Where to Find the Best Hummus in Jerusalem, IsraelSeeking the best chickpea purée in the city, from the back alleys of the Old City, to the pedestrian malls of West Jerusalem, to the basements of East Jerusalem

DON’T TELL A Jerusalemite that hummus is just a side dish. Most locals can agree on one thing: The chickpea purée is no side dish or appetizer. It is the meal’s centerpiece.

While hummus—which means “chickpeas” in Arabic—is a staple throughout the Middle East and parts of North Africa, it often appears alongside other mezze such as tabbouleh or baba ganoush. Not so in Israel and Palestine. Here, a plate of hummus constitutes a perfectly acceptable main meal for breakfast or lunch.

Of course, in this region every cultural marker is a point of contention in some respect. Israel, a nation of Jewish immigrants who bring along their own culinary traditions, has adopted hummus as a de facto national dish. Many Palestinians view that development as yet another example of colonial overreach.
But that doesn’t change the fact that for many locals, this purée is a passion. There are restaurants (“hummusiyot” in Hebrew) dedicated solely to the chickpea dish, and long lines form outside the best. Devotees blog about their quests for the country’s best versions.
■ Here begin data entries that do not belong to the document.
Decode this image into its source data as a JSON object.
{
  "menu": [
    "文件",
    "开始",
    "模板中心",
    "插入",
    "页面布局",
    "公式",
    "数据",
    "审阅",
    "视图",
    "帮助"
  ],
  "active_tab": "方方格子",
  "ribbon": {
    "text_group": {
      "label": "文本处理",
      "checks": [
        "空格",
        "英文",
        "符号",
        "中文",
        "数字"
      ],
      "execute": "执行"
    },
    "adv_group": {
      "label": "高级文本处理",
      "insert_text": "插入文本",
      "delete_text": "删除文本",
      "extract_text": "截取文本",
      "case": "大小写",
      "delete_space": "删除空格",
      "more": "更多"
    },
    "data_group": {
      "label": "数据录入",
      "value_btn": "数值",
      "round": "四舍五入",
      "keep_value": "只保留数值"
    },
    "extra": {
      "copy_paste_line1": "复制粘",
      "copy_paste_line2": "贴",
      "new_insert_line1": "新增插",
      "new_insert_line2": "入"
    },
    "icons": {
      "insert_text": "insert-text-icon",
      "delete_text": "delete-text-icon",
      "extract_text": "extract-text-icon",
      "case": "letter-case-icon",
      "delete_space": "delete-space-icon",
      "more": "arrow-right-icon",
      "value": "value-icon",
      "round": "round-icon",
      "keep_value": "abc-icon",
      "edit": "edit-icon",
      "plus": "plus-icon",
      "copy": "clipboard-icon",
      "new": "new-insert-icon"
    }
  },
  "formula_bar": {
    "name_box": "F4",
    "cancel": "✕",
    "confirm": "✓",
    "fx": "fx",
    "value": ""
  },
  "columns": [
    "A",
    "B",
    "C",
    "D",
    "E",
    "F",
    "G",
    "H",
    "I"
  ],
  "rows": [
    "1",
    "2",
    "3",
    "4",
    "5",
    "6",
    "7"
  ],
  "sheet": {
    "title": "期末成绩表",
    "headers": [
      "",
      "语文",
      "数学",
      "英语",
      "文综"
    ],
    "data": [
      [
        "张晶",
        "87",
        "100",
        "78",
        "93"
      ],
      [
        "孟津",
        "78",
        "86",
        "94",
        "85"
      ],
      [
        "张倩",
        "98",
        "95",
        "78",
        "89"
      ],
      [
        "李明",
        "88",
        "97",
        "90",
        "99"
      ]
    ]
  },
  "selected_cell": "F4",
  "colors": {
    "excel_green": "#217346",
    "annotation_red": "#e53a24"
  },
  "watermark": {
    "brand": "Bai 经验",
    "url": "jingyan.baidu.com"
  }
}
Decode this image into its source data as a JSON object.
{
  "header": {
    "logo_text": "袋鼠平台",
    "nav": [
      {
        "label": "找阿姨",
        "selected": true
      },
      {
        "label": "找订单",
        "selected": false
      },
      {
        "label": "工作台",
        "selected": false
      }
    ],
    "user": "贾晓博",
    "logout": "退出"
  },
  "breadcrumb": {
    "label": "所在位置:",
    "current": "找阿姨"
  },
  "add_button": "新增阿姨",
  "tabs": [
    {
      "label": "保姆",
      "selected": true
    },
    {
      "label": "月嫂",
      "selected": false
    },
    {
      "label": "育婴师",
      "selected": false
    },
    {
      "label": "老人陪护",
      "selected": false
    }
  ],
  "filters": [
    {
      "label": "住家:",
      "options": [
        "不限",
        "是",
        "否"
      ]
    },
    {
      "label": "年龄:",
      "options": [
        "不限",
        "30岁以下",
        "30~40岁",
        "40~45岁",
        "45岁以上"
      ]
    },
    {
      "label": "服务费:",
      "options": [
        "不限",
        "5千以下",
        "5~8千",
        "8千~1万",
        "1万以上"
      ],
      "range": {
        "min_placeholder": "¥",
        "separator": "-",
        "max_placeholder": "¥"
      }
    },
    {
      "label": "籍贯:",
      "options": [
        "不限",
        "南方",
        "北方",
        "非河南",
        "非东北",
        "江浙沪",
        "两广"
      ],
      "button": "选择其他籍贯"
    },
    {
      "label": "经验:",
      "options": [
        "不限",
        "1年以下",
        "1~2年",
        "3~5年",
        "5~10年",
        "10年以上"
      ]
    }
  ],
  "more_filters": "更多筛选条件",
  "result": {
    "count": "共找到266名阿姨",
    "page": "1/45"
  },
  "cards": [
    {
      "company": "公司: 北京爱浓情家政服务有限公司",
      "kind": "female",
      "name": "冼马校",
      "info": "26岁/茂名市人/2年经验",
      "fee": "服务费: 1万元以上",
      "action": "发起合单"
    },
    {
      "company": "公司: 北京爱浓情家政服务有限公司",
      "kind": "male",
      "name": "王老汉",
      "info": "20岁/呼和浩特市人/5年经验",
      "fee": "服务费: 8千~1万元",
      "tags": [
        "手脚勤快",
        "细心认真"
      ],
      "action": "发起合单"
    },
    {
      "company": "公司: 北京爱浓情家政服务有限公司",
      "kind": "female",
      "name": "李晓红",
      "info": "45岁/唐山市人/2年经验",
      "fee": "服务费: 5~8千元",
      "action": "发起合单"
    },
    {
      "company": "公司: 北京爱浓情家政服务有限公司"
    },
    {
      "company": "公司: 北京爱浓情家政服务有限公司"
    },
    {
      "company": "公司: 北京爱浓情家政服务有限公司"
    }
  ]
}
“People treat it with awe,” says Janna Gur, author of “The Book of New Israeli Food.” “I’m pretty sure it enjoys such a status nowhere else.”
Great hummus can be found throughout Israel and the Palestinian territories; there are famed restaurants in the coastal locales of Jaffa and Acre, in particular. But Jerusalem offers an unrivaled selection of Arab- and Jewish-owned eateries.

From the back alleys of the Old City to the pedestrian malls of West Jerusalem to the basements of East Jerusalem, the quality of the hummus served here challenges visitors’ notions of how good mashed chickpeas can be. And while hardly any Jerusalemites are in sight at many of the city’s sacred sites, at hummus restaurants, travelers can rub elbows with locals while getting sustenance for sightseeing at the same time.

Containing few main ingredients—chickpeas, the sesame paste known as tahini, olive oil, lemon juice and garlic—hummus would seem like a straightforward affair. It isn’t. Proportions matter, as does the quality of ingredients. Good chickpeas are obviously crucial, and some chefs have gone so far as to require that their beans be picked at a precise time of day.

One can hardly speak of West Jerusalem and East Jerusalem hummus styles, but small differences do exist. Hummus served in the eastern, Palestinian part of the city tends to be more “clean, without spices and a little heavy,” said Limor Laniado Tiroche, a chef and food columnist for the Haaretz newspaper, via email. West Jerusalem’s hummus is often less oily, slightly crunchier and more likely to feature toppings such as eggs or mushrooms.

“Some with a nonliteral bent see the dip in a Bible verse.”

The origins of hummus are unknown, though the dish is thought to be very old. Some with a nonliteral bent see its presence in a Bible verse, Ruth 2:14—”At mealtime Boaz said to her, ‘Come over here. Have some bread and dip it in the wine vinegar'”—noting that the words for “wine vinegar” and “chickpeas” are similar in Hebrew.

Hummus is generally served with pita bread and falafel as well as raw onions, pickles and tomatoes to scoop up the revered dish. Individual servings may look small, but they are filling. Inbal Baum, who leads hummus tours in Tel Aviv, said she instructs participants to pace themselves and share plates.

Attempts at modernizing hummus haven’t gone very far. Most have involved adding toppings to the mix, but Tomer Niv, chef at Rama’s Kitchen, a hilltop restaurant outside Jerusalem that prizes local ingredients, is happily breaking the rules. Mr. Niv makes a beet-based hummus in which chickpeas are almost an afterthought.
“The hummus is the technique, not the ingredient,” he said. The chef is experimenting with other ingredients, including pumpkin, carrots and sweet potatoes, he said.

“Until now, chefs are not really wanting to mess with the dish because it is good as it is,” Ms. Tiroche said. “And everyone agrees with that.”

For a complete list of recommended restaurants in Jerusalem, and the original WSJ post, click here.

Courtesy of The Wall Street Journal
Photography by Laurent Burst for Rama’s Kitchen